### Exercise directions:
Within the records below, how many lines contain "title"? The answer is that number alone.

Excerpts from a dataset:
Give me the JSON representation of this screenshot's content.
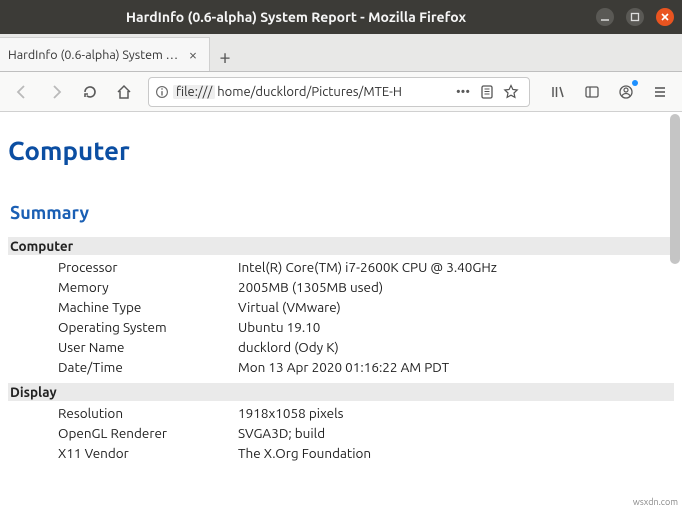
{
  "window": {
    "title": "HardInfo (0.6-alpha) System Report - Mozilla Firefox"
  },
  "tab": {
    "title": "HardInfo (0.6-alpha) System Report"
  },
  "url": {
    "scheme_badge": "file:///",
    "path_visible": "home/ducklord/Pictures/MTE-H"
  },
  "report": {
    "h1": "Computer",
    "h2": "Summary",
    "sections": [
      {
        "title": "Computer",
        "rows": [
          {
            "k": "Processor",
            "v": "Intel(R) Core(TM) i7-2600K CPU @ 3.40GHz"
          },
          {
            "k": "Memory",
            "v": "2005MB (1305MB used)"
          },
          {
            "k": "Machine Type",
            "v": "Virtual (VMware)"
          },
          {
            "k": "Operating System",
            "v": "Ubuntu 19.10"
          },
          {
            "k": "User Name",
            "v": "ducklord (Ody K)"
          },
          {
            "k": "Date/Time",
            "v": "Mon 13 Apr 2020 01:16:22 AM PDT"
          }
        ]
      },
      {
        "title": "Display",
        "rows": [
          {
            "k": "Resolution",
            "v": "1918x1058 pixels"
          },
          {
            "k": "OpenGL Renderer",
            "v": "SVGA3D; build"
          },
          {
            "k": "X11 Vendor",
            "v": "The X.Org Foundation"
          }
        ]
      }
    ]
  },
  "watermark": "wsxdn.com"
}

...

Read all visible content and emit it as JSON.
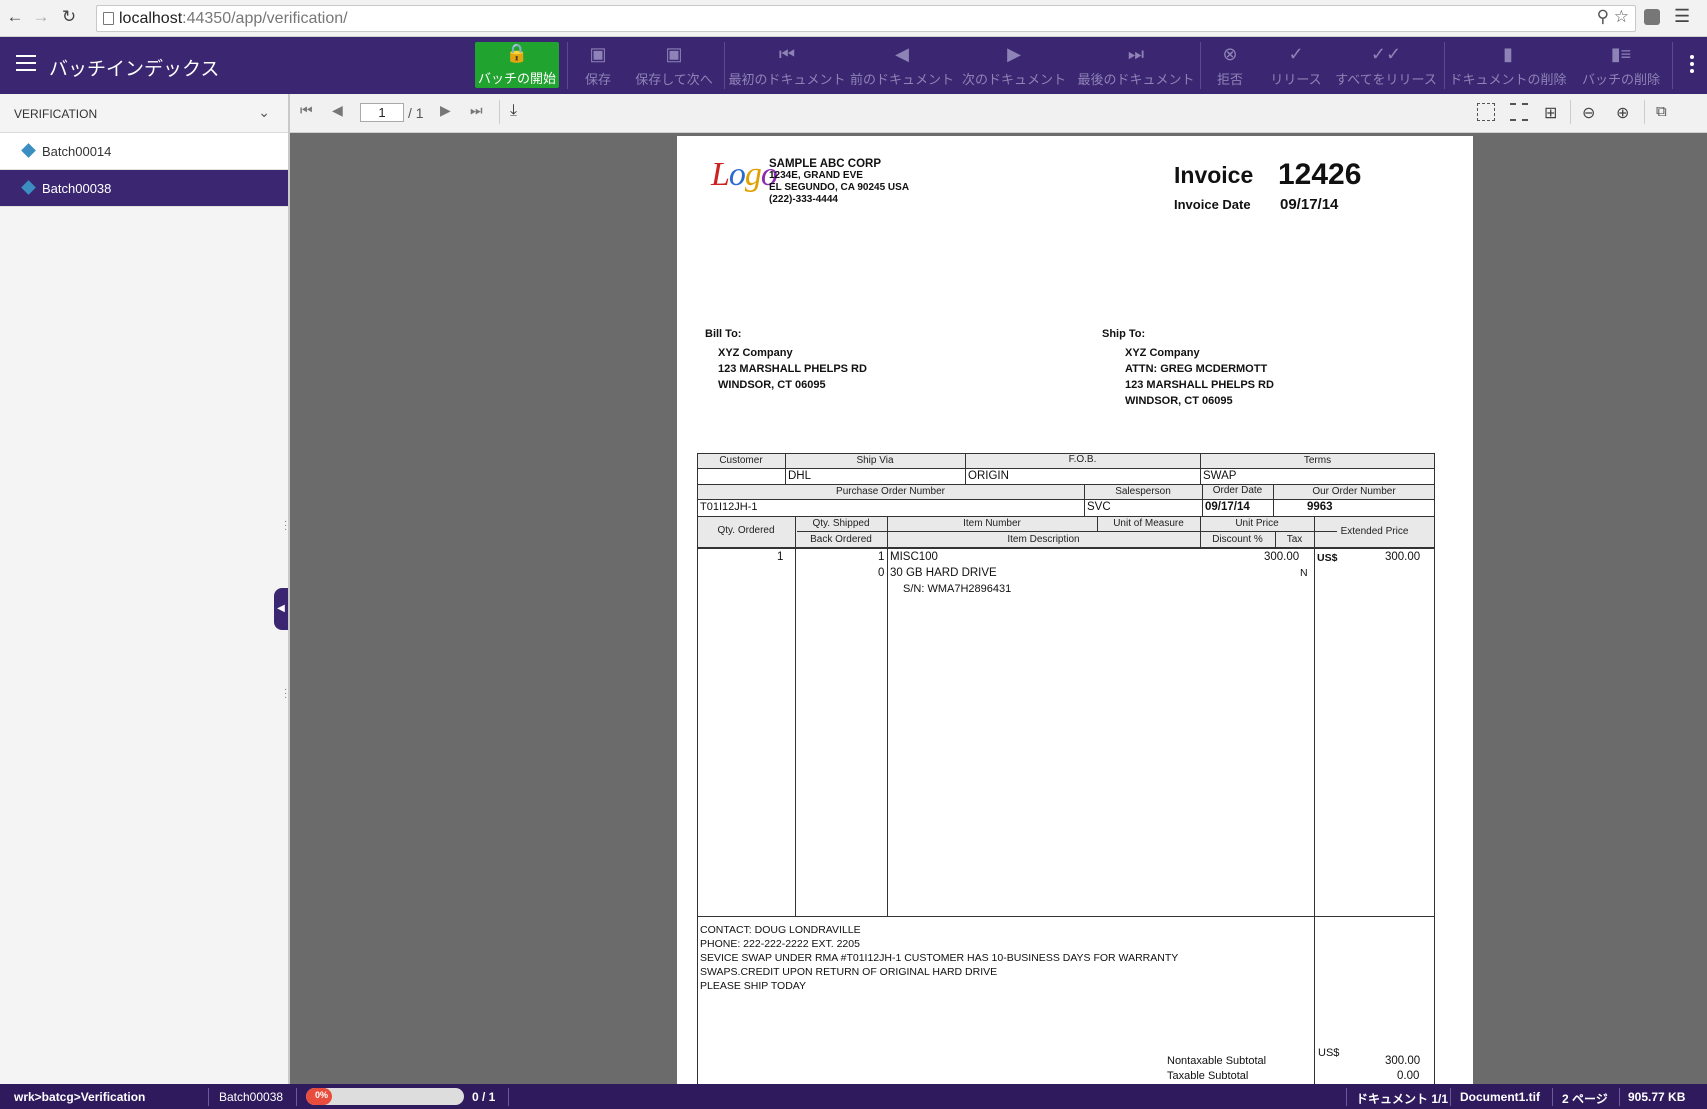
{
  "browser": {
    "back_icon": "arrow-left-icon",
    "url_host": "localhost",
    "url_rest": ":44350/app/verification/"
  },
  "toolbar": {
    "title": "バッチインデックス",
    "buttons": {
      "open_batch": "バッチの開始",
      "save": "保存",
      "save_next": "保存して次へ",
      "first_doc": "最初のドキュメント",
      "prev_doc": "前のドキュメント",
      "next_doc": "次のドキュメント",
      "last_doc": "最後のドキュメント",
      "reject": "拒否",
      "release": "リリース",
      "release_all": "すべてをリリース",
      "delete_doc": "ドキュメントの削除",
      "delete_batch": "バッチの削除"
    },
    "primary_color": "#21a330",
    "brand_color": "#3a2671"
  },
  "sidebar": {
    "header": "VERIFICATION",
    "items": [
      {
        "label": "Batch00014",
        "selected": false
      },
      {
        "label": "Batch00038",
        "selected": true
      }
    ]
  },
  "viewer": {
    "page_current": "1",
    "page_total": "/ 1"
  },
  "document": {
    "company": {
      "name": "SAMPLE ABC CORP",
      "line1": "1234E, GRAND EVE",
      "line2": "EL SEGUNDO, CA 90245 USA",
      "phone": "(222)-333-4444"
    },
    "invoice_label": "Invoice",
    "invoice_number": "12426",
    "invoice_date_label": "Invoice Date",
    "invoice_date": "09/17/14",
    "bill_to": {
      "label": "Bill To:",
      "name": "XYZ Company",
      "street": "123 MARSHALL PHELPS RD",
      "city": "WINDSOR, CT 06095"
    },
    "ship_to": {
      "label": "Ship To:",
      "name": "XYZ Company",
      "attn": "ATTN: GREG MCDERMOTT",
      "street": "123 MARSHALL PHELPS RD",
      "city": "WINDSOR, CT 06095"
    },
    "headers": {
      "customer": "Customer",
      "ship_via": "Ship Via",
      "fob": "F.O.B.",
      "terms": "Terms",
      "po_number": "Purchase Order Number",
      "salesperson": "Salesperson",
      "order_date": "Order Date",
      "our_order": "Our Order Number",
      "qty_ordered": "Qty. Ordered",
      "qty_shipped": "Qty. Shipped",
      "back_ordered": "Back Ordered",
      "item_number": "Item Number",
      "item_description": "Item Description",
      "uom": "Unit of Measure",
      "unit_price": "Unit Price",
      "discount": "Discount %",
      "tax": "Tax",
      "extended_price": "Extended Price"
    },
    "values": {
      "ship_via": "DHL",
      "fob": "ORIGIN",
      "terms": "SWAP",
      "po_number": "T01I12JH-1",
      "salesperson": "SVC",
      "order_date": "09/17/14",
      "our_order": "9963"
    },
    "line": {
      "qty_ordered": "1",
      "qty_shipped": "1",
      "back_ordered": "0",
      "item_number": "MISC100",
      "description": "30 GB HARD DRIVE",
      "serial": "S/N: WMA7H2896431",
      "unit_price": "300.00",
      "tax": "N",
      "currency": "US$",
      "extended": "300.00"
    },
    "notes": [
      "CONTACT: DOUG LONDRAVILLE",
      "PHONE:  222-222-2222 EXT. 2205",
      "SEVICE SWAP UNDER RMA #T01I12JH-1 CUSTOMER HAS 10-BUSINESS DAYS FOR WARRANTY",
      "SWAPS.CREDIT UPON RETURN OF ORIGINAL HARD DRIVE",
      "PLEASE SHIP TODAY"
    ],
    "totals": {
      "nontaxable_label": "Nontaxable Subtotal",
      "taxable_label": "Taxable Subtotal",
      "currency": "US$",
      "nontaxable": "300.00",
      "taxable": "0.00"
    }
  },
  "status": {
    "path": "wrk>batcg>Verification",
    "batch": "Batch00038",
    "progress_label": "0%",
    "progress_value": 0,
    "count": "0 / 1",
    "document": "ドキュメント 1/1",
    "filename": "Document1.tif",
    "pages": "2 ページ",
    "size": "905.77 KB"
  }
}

### Output of the task:
5